FEROZE VARUN GANDHI
India’s small farmers have been struggling for centuries now and they need social and governmental action to change their future
Of India’s 121 million agricultural holdings, 99 million are with small and marginal farmers, with a land share of just 44 per cent and a farmer population share of 87 per cent. With multiple cropping prevalent, such farmers account for 70 per cent of all vegetables and 52 per cent of cereal output. According to National Sample Survey Office data, 33 per cent of all farm households have less than 0.4 hectares of land. About 50 per cent of agricultural households are indebted. In Sultanpur district, Uttar Pradesh, cultivation cost per hectare for wheat has increased by 33 per cent in five years.

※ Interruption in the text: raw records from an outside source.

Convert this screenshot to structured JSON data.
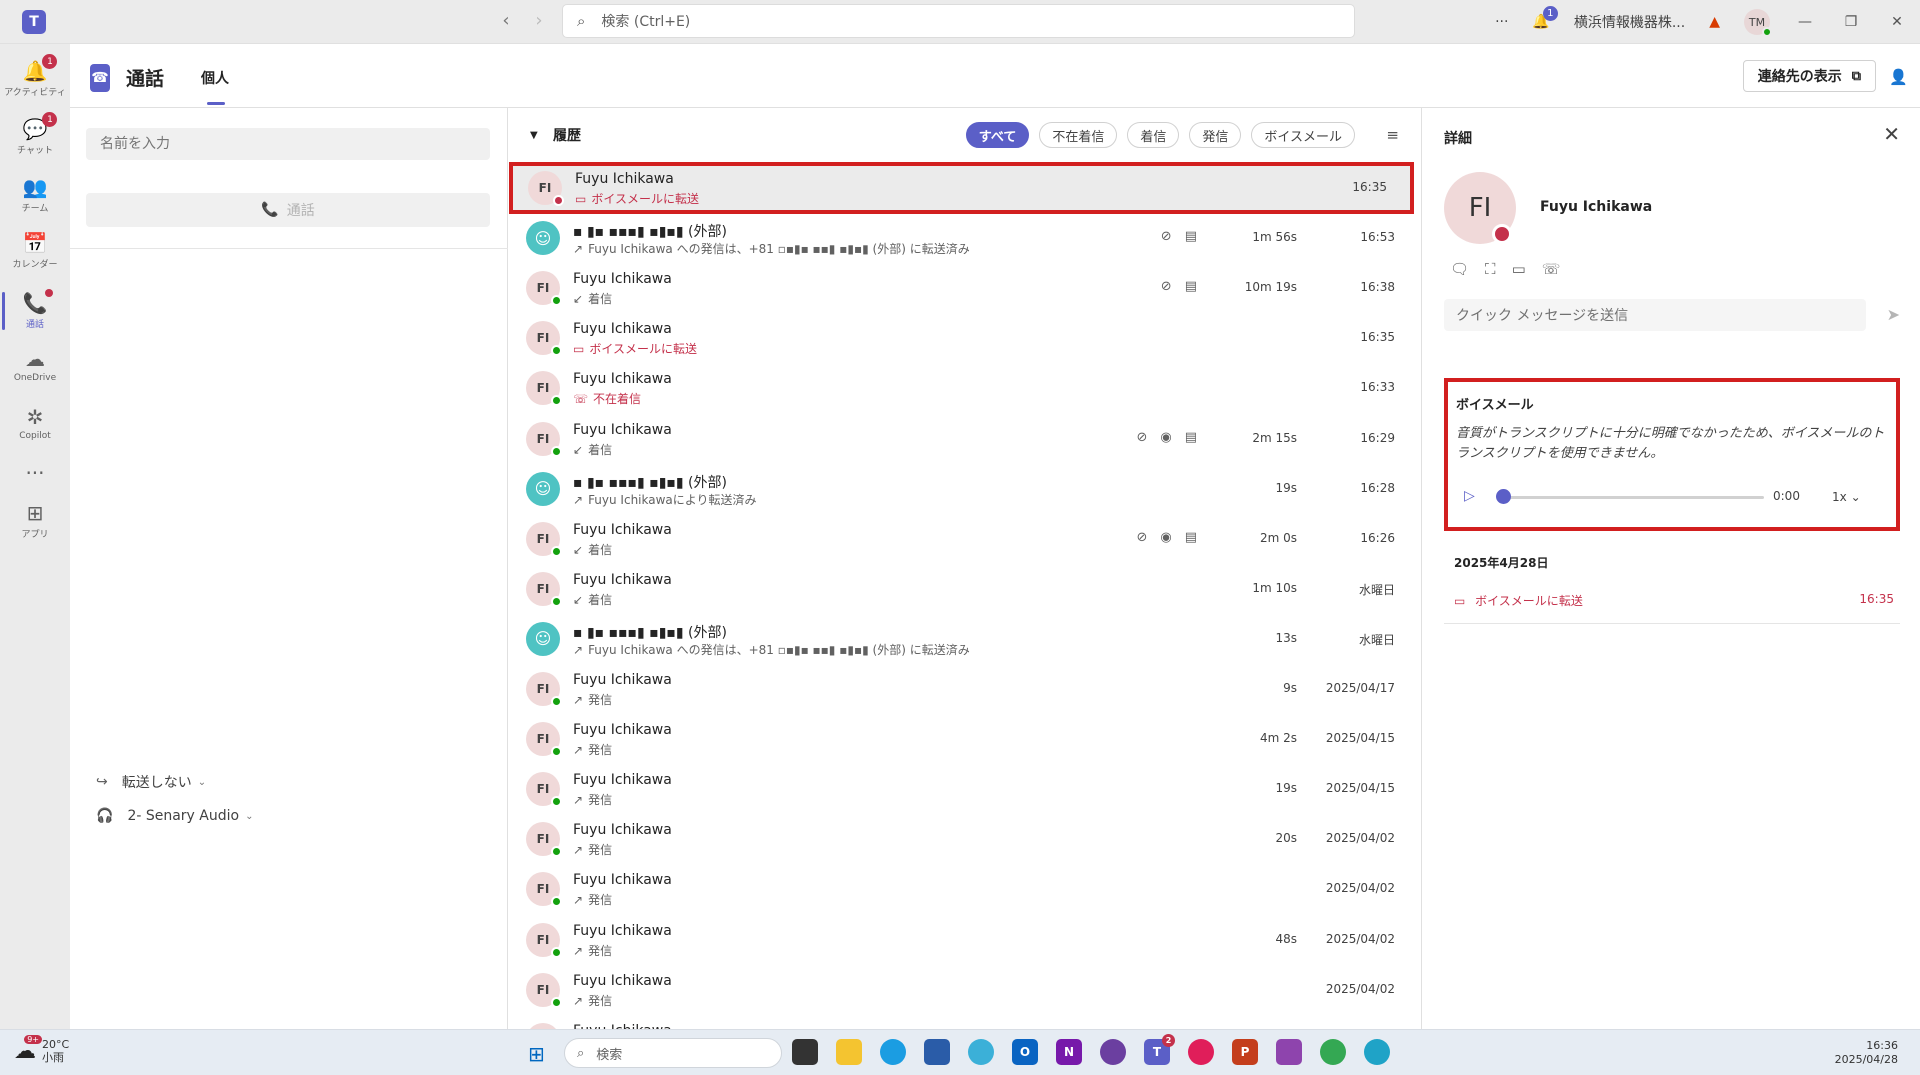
{
  "titlebar": {
    "app_logo": "T",
    "search_placeholder": "検索 (Ctrl+E)",
    "more": "···",
    "notif_count": "1",
    "org_name": "横浜情報機器株...",
    "warning": "▲",
    "user_initials": "TM",
    "min": "—",
    "restore": "❐",
    "close": "✕"
  },
  "rail": [
    {
      "icon": "bell-icon",
      "glyph": "🔔",
      "label": "アクティビティ",
      "badge": "1"
    },
    {
      "icon": "chat-icon",
      "glyph": "💬",
      "label": "チャット",
      "badge": "1"
    },
    {
      "icon": "teams-icon",
      "glyph": "👥",
      "label": "チーム"
    },
    {
      "icon": "calendar-icon",
      "glyph": "📅",
      "label": "カレンダー"
    },
    {
      "icon": "phone-icon",
      "glyph": "📞",
      "label": "通話",
      "active": true,
      "dot": true
    },
    {
      "icon": "onedrive-icon",
      "glyph": "☁",
      "label": "OneDrive"
    },
    {
      "icon": "copilot-icon",
      "glyph": "✲",
      "label": "Copilot"
    },
    {
      "icon": "more-icon",
      "glyph": "···",
      "label": ""
    },
    {
      "icon": "apps-icon",
      "glyph": "⊞",
      "label": "アプリ"
    }
  ],
  "header": {
    "title": "通話",
    "tab": "個人",
    "contacts_button": "連絡先の表示"
  },
  "left": {
    "name_placeholder": "名前を入力",
    "call_button": "通話",
    "forward": "転送しない",
    "audio": "2- Senary Audio"
  },
  "history": {
    "title": "履歴",
    "filters": [
      "すべて",
      "不在着信",
      "着信",
      "発信",
      "ボイスメール"
    ],
    "rows": [
      {
        "initials": "FI",
        "name": "Fuyu Ichikawa",
        "sub": "ボイスメールに転送",
        "sub_icon": "▭",
        "sub_red": true,
        "status": "red",
        "icons": [],
        "dur": "",
        "time": "16:35",
        "selected": true
      },
      {
        "initials": "",
        "external": true,
        "name": "▪ ▮▪ ▪▪▪▮ ▪▮▪▮ (外部)",
        "sub": "Fuyu Ichikawa への発信は、+81 ▫▪▮▪ ▪▪▮ ▪▮▪▮ (外部) に転送済み",
        "sub_icon": "↗",
        "icons": [
          "copilot",
          "note"
        ],
        "dur": "1m 56s",
        "time": "16:53"
      },
      {
        "initials": "FI",
        "name": "Fuyu Ichikawa",
        "sub": "着信",
        "sub_icon": "↙",
        "status": "green",
        "icons": [
          "copilot",
          "note"
        ],
        "dur": "10m 19s",
        "time": "16:38"
      },
      {
        "initials": "FI",
        "name": "Fuyu Ichikawa",
        "sub": "ボイスメールに転送",
        "sub_icon": "▭",
        "sub_red": true,
        "status": "green",
        "icons": [],
        "dur": "",
        "time": "16:35"
      },
      {
        "initials": "FI",
        "name": "Fuyu Ichikawa",
        "sub": "不在着信",
        "sub_icon": "☏",
        "sub_red": true,
        "status": "green",
        "icons": [],
        "dur": "",
        "time": "16:33"
      },
      {
        "initials": "FI",
        "name": "Fuyu Ichikawa",
        "sub": "着信",
        "sub_icon": "↙",
        "status": "green",
        "icons": [
          "copilot",
          "record",
          "note"
        ],
        "dur": "2m 15s",
        "time": "16:29"
      },
      {
        "initials": "",
        "external": true,
        "name": "▪ ▮▪ ▪▪▪▮ ▪▮▪▮ (外部)",
        "sub": "Fuyu Ichikawaにより転送済み",
        "sub_icon": "↗",
        "icons": [],
        "dur": "19s",
        "time": "16:28"
      },
      {
        "initials": "FI",
        "name": "Fuyu Ichikawa",
        "sub": "着信",
        "sub_icon": "↙",
        "status": "green",
        "icons": [
          "copilot",
          "record",
          "note"
        ],
        "dur": "2m 0s",
        "time": "16:26"
      },
      {
        "initials": "FI",
        "name": "Fuyu Ichikawa",
        "sub": "着信",
        "sub_icon": "↙",
        "status": "green",
        "icons": [],
        "dur": "1m 10s",
        "time": "水曜日"
      },
      {
        "initials": "",
        "external": true,
        "name": "▪ ▮▪ ▪▪▪▮ ▪▮▪▮ (外部)",
        "sub": "Fuyu Ichikawa への発信は、+81 ▫▪▮▪ ▪▪▮ ▪▮▪▮ (外部) に転送済み",
        "sub_icon": "↗",
        "icons": [],
        "dur": "13s",
        "time": "水曜日"
      },
      {
        "initials": "FI",
        "name": "Fuyu Ichikawa",
        "sub": "発信",
        "sub_icon": "↗",
        "status": "green",
        "icons": [],
        "dur": "9s",
        "time": "2025/04/17"
      },
      {
        "initials": "FI",
        "name": "Fuyu Ichikawa",
        "sub": "発信",
        "sub_icon": "↗",
        "status": "green",
        "icons": [],
        "dur": "4m 2s",
        "time": "2025/04/15"
      },
      {
        "initials": "FI",
        "name": "Fuyu Ichikawa",
        "sub": "発信",
        "sub_icon": "↗",
        "status": "green",
        "icons": [],
        "dur": "19s",
        "time": "2025/04/15"
      },
      {
        "initials": "FI",
        "name": "Fuyu Ichikawa",
        "sub": "発信",
        "sub_icon": "↗",
        "status": "green",
        "icons": [],
        "dur": "20s",
        "time": "2025/04/02"
      },
      {
        "initials": "FI",
        "name": "Fuyu Ichikawa",
        "sub": "発信",
        "sub_icon": "↗",
        "status": "green",
        "icons": [],
        "dur": "",
        "time": "2025/04/02"
      },
      {
        "initials": "FI",
        "name": "Fuyu Ichikawa",
        "sub": "発信",
        "sub_icon": "↗",
        "status": "green",
        "icons": [],
        "dur": "48s",
        "time": "2025/04/02"
      },
      {
        "initials": "FI",
        "name": "Fuyu Ichikawa",
        "sub": "発信",
        "sub_icon": "↗",
        "status": "green",
        "icons": [],
        "dur": "",
        "time": "2025/04/02"
      },
      {
        "initials": "FI",
        "name": "Fuyu Ichikawa",
        "sub": "",
        "sub_icon": "",
        "status": "green",
        "icons": [],
        "dur": "",
        "time": ""
      }
    ]
  },
  "details": {
    "title": "詳細",
    "initials": "FI",
    "name": "Fuyu Ichikawa",
    "quick_message_placeholder": "クイック メッセージを送信",
    "voicemail_title": "ボイスメール",
    "voicemail_text": "音質がトランスクリプトに十分に明確でなかったため、ボイスメールのトランスクリプトを使用できません。",
    "playback_time": "0:00",
    "speed": "1x",
    "date": "2025年4月28日",
    "entry_label": "ボイスメールに転送",
    "entry_time": "16:35"
  },
  "taskbar": {
    "weather_badge": "9+",
    "temp": "20°C",
    "weather": "小雨",
    "search": "検索",
    "teams_badge": "2",
    "time": "16:36",
    "date": "2025/04/28"
  },
  "colors": {
    "accent": "#5b5fc7",
    "highlight_box": "#d21f1f",
    "missed": "#c4314b",
    "online": "#13a10e"
  }
}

Such farmers face an uncertain Hobbesian life: poor, brutish and short.
Rain-fed agriculture has been practised since antiquity in India, with Indus Valley farmers growing peas, sesame and dates. Greek historian Herodotus had noted in The Histories: “India has many vast plains of great fertility. Since there is a double rainfall, the inhabitants of India almost always gather in two harvests annually.” With the British era came the zamindars, the ryots and penury. As Tirthankar Roy notes in The Economic History of India, 1857-1947, “from 1891 to 1946, diminishing returns coupled with growing land-shortage and yield deceleration led to an acute crisis, particularly in Bengal.” India’s marginal farmers have been worse off for centuries.